A study commissioned by the Dutch Horticultural Board Board (Productschap Tuinbouw) and conducted by Dutch training and consultancy centre, Flowerwatch, revealed that a series of adaptations focused on better cooling can extend vaselife by up to two days. This in essence led to the initiators forming a cold chain protocol that would assist in minimizing loss of flower quality and value while enroute from farm to market. They also suggested a new motto for the chain: ‘Make cool, keep cool and, if necessary, re-cool’.
Roses remain Europe’s number one fresh-cut flower and in the retail business which is a major channel for roses, expectations on quality rise constantly. Even amidst this factor, quite a number of easily preventable quality issues still persist: damaged flowers, bent stems, petal blueing, individual blooms or bouquets with differing opening stages, flowers that don’t open at all in the vase, and a short vase life.
“Some of these problems tend to be accepted,” said Flowerwatch’s Jeroen van der Hulst. “We believe they can be resolved. We launched this study to see if we could identify causes and solve some of the problems.”
On Supply chain
The study had shipments of roses from farms in Uganda and Zimbabwe tracked to their European retail destinations and included logging, visual inspections at various points along the supply chain and a vase life test. Four African farms and floral wholesale companies on both ends of the supply chain, Sierafor, Rose Connect and CARMS, participated. The outcome showed a number of weak points across the whole supply chain and there was evidence showing that tackling these weaknesses could increase vase life by up to two days. Significantly, the hitches were not all on African soil.

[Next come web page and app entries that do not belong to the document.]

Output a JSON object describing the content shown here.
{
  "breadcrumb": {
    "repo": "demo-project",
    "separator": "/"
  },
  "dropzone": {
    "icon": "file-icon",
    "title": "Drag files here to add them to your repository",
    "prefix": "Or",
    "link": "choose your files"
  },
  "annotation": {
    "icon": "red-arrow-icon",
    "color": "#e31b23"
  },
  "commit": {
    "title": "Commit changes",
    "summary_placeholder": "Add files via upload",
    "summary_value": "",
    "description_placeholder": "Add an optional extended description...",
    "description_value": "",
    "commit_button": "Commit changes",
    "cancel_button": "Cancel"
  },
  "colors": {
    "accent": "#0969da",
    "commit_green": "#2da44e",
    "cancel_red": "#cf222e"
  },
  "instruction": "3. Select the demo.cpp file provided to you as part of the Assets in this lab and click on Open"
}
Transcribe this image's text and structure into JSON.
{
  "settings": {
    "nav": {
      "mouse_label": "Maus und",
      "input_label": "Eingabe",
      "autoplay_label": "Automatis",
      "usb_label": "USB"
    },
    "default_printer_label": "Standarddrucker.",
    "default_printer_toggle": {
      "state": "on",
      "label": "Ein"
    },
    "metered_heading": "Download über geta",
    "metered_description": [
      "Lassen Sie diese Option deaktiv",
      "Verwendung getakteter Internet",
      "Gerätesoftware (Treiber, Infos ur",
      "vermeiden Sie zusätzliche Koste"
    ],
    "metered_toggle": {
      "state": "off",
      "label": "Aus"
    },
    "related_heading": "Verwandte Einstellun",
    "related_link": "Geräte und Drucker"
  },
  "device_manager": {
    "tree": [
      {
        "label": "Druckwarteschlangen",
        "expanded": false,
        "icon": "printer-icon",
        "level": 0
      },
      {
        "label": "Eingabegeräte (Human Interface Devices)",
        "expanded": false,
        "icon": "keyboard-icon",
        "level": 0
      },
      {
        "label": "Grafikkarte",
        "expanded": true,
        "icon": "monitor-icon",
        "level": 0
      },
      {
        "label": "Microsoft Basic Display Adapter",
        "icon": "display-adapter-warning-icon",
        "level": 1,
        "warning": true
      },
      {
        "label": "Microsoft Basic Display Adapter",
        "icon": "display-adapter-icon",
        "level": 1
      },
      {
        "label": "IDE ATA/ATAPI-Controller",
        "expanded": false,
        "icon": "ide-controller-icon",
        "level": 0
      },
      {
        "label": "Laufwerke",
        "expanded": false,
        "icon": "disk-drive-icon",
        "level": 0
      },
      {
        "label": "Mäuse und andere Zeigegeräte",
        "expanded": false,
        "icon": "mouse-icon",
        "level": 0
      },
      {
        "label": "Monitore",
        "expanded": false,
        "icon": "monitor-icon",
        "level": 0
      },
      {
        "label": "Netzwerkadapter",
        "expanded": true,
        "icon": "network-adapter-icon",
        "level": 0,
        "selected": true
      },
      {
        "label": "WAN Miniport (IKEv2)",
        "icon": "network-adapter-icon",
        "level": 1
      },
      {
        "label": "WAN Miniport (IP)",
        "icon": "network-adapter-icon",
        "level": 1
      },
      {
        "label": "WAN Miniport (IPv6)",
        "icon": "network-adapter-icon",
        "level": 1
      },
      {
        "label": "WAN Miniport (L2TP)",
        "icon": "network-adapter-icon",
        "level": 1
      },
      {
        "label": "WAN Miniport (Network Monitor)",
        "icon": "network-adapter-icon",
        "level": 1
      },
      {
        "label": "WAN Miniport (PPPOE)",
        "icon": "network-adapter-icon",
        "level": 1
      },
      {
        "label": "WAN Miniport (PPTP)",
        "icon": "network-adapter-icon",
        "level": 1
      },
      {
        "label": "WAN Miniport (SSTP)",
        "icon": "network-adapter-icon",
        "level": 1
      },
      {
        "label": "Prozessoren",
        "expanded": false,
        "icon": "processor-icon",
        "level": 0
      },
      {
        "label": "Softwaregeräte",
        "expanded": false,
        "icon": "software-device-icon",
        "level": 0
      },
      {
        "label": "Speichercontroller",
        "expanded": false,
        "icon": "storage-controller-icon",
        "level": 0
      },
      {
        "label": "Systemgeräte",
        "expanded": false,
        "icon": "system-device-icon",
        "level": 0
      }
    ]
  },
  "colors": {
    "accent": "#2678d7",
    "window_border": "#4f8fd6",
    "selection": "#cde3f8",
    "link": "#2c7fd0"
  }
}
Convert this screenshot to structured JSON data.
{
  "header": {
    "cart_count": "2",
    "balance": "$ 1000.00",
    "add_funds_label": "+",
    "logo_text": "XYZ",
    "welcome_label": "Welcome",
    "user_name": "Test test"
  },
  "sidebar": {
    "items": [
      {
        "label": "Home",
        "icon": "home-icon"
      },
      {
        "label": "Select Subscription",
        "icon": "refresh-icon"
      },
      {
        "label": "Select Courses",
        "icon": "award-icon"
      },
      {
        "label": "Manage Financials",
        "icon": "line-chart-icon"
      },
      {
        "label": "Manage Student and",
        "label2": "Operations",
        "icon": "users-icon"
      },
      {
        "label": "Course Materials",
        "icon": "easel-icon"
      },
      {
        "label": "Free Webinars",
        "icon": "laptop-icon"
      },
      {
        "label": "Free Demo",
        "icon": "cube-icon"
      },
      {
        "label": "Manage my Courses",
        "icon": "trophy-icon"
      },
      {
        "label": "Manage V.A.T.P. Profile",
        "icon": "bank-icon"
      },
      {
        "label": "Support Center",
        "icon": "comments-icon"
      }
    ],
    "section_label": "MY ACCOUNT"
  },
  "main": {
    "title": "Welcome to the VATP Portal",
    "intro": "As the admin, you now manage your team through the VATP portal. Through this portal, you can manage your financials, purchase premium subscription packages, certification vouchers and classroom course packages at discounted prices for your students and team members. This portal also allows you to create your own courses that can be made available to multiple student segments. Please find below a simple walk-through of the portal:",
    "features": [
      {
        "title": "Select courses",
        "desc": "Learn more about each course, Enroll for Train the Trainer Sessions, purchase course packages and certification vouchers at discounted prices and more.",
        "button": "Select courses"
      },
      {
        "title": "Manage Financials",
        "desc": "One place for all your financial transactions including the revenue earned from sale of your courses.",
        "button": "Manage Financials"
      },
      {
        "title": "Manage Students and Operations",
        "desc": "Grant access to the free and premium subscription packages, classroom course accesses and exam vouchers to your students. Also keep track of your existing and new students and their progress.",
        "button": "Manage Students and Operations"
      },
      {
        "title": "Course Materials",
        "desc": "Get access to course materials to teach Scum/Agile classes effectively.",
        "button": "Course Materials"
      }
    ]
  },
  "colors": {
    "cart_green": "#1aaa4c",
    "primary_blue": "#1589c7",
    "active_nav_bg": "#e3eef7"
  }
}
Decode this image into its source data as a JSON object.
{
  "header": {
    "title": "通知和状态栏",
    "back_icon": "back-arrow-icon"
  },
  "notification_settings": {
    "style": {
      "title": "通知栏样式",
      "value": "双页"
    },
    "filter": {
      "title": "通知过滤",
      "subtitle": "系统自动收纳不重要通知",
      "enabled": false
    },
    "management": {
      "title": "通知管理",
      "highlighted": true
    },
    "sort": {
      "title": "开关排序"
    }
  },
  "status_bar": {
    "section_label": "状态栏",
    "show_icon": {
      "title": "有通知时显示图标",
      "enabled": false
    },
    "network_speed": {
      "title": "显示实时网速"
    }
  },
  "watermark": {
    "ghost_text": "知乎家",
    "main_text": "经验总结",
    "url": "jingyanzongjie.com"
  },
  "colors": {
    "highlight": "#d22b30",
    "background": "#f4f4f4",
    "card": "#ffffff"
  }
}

“There were farm and transportation issues in Africa, but we discovered a lot of room for improvement in The Netherlands as well. This is a responsibility of the whole supply chain, not just one section of it,” stressed Van der Hulst.
Reducing temperature exposure
While tackling the more structural problems, Flowerwatch followed two leading principles:
1) Roses, ideally, should be stored and transported at a temperature of zero to one degree centigrade;
2) Temperature exposure – defined as the average temperature during transport multiplied by the number of hours, and referred to as ‘degree hours’ – must be reduced.
“Seventy-two hours of transport at an average temperature of twelve degrees means you have a temperature exposure of 864 degree hours. Cutting that figure back by 700 degree hours – which we found to be feasible in our study, will extend the vase life of those roses by two days. Temperature exposure has a huge impact on quality, visual quality and vase life,”explained Van der Hulst.
One of the more surprising outcomes of the study is that reducing temperature exposure is not all that difficult. “There are no major investments required,” said Peter de Jong of Sierafor. “It’s all about simple things like rethinking how to stack and position boxes in cold storage, cutting back the time your roses spend between one cool chain link and the next, being alert to actual temperatures and so on. Essentially, it’s a matter of discipline – which comes down to individual people.”
Remko Donkersloot pointed out that it’s all about awareness – which the groundbreaking study by Flowerwatch clearly raised. “In every business, routines creep in that may be suboptimal but are not questioned by anybody,” he said. “This kind of study shakes things up. We should make this a regular exercise.”
A new protocol
In order to facilitate actual improvement, Flowerwatch has moved on to develop a cold chain protocol outlining specific agreements that need to be made between players all the way from the farm to the retail distribution chain. Sierafor is one of the businesses putting the protocol into action. “Our next step is to call a meeting of all the main players in the chain and try to make firm agreements,” said De Jong.
According to Jeroen van der Hulst this is the kind of response Flowerwatch is hoping for. “We believe in supply chain management and in players taking full responsibility for the quality of their products and services. As far as we’re concerned, the arrangements put forward in the protocol should become common practice in the next two years. Every link in the chain has to be right. It’s what consumers are asking for. On the whole, retail rose quality level is good, but standards are rising and this study offers an easy way to keep ahead of the market.”